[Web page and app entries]
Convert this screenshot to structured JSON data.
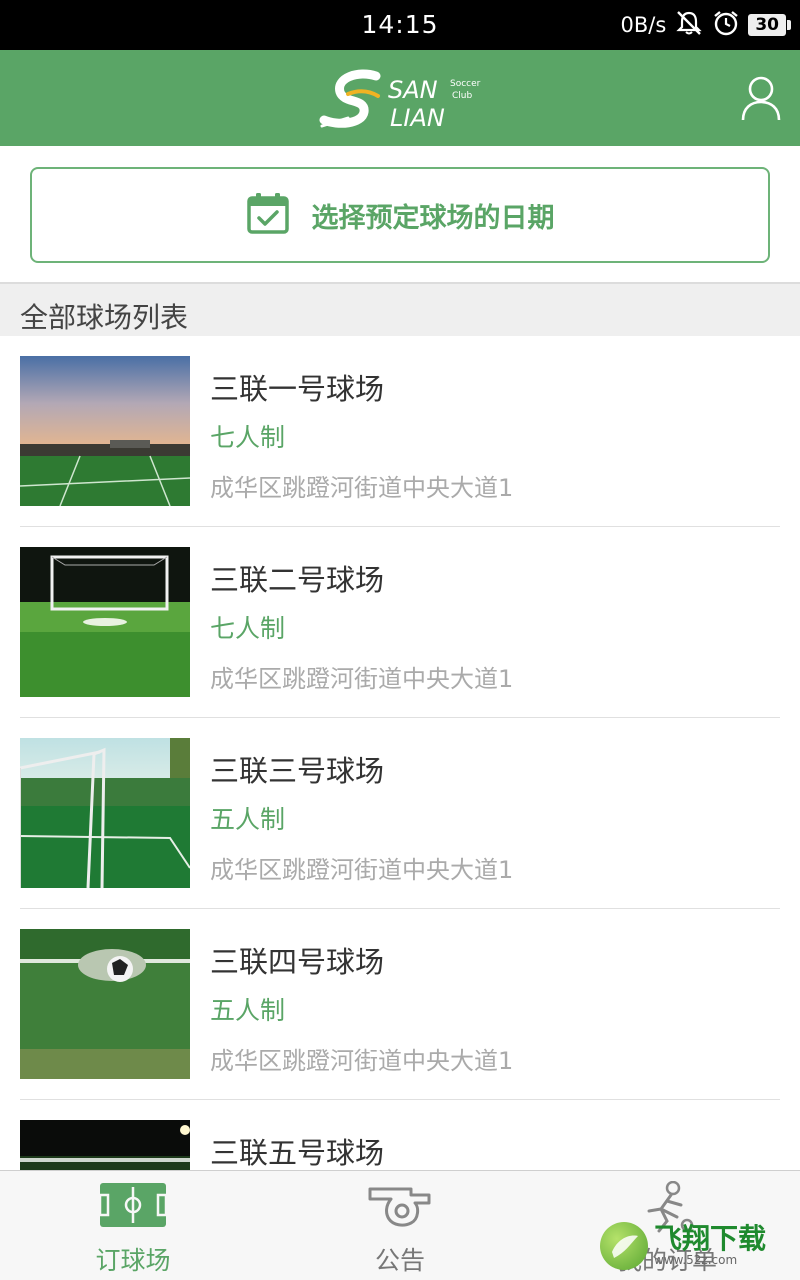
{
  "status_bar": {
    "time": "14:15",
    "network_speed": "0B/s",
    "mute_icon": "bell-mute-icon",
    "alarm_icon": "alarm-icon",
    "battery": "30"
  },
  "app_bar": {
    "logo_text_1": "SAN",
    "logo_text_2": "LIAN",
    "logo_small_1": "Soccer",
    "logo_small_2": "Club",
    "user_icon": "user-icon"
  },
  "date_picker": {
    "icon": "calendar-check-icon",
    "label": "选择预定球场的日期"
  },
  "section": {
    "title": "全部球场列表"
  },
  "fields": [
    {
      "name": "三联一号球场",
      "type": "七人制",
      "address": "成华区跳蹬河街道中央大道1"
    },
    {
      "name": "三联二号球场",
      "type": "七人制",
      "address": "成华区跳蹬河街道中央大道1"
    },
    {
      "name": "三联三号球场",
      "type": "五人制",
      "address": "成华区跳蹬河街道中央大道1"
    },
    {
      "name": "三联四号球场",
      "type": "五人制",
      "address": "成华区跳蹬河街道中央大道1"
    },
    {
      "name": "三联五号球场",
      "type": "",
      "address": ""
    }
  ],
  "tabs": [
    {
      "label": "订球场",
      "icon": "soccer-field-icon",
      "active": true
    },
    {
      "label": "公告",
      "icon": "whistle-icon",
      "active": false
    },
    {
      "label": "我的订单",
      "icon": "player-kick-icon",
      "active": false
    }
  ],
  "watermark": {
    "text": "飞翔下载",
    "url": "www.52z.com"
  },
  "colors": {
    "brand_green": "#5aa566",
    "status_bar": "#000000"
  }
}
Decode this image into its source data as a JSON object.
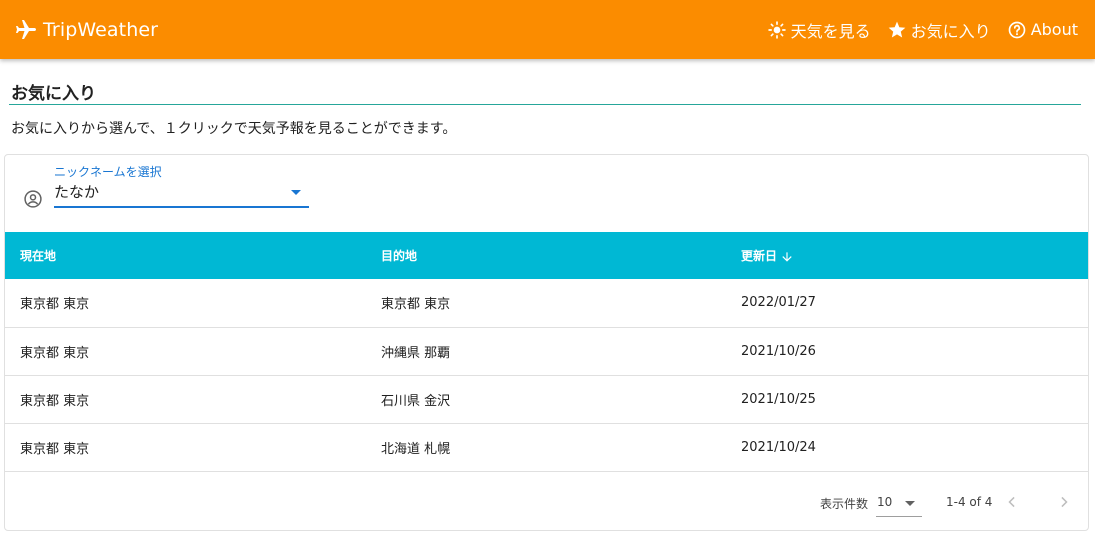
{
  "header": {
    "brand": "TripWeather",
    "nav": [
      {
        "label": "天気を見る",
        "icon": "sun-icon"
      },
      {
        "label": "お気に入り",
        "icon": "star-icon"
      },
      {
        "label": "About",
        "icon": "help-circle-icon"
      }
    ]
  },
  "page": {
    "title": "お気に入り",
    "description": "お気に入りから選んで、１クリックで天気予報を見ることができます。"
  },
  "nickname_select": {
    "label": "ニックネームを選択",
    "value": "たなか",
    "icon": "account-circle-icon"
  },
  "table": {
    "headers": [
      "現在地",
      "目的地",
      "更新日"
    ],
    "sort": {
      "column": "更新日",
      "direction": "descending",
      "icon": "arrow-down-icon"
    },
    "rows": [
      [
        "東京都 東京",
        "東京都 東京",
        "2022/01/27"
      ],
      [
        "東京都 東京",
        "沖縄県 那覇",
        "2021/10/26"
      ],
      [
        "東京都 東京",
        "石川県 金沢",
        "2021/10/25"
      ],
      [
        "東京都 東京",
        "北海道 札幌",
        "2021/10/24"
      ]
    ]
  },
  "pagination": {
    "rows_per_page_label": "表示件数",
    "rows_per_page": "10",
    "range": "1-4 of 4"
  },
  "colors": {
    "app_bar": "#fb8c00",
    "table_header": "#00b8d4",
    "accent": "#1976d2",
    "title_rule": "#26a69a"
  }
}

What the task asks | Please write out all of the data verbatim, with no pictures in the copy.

Task answer |
Convert this screenshot to structured JSON data.
{
  "status_bar": {
    "time": "14:15",
    "network_speed": "0B/s",
    "mute_icon": "bell-mute-icon",
    "alarm_icon": "alarm-icon",
    "battery": "30"
  },
  "app_bar": {
    "logo_text_1": "SAN",
    "logo_text_2": "LIAN",
    "logo_small_1": "Soccer",
    "logo_small_2": "Club",
    "user_icon": "user-icon"
  },
  "date_picker": {
    "icon": "calendar-check-icon",
    "label": "选择预定球场的日期"
  },
  "section": {
    "title": "全部球场列表"
  },
  "fields": [
    {
      "name": "三联一号球场",
      "type": "七人制",
      "address": "成华区跳蹬河街道中央大道1"
    },
    {
      "name": "三联二号球场",
      "type": "七人制",
      "address": "成华区跳蹬河街道中央大道1"
    },
    {
      "name": "三联三号球场",
      "type": "五人制",
      "address": "成华区跳蹬河街道中央大道1"
    },
    {
      "name": "三联四号球场",
      "type": "五人制",
      "address": "成华区跳蹬河街道中央大道1"
    },
    {
      "name": "三联五号球场",
      "type": "",
      "address": ""
    }
  ],
  "tabs": [
    {
      "label": "订球场",
      "icon": "soccer-field-icon",
      "active": true
    },
    {
      "label": "公告",
      "icon": "whistle-icon",
      "active": false
    },
    {
      "label": "我的订单",
      "icon": "player-kick-icon",
      "active": false
    }
  ],
  "watermark": {
    "text": "飞翔下载",
    "url": "www.52z.com"
  },
  "colors": {
    "brand_green": "#5aa566",
    "status_bar": "#000000"
  }
}
Decode this image into its source data as a JSON object.
{
  "header": {
    "brand": "TripWeather",
    "nav": [
      {
        "label": "天気を見る",
        "icon": "sun-icon"
      },
      {
        "label": "お気に入り",
        "icon": "star-icon"
      },
      {
        "label": "About",
        "icon": "help-circle-icon"
      }
    ]
  },
  "page": {
    "title": "お気に入り",
    "description": "お気に入りから選んで、１クリックで天気予報を見ることができます。"
  },
  "nickname_select": {
    "label": "ニックネームを選択",
    "value": "たなか",
    "icon": "account-circle-icon"
  },
  "table": {
    "headers": [
      "現在地",
      "目的地",
      "更新日"
    ],
    "sort": {
      "column": "更新日",
      "direction": "descending",
      "icon": "arrow-down-icon"
    },
    "rows": [
      [
        "東京都 東京",
        "東京都 東京",
        "2022/01/27"
      ],
      [
        "東京都 東京",
        "沖縄県 那覇",
        "2021/10/26"
      ],
      [
        "東京都 東京",
        "石川県 金沢",
        "2021/10/25"
      ],
      [
        "東京都 東京",
        "北海道 札幌",
        "2021/10/24"
      ]
    ]
  },
  "pagination": {
    "rows_per_page_label": "表示件数",
    "rows_per_page": "10",
    "range": "1-4 of 4"
  },
  "colors": {
    "app_bar": "#fb8c00",
    "table_header": "#00b8d4",
    "accent": "#1976d2",
    "title_rule": "#26a69a"
  }
}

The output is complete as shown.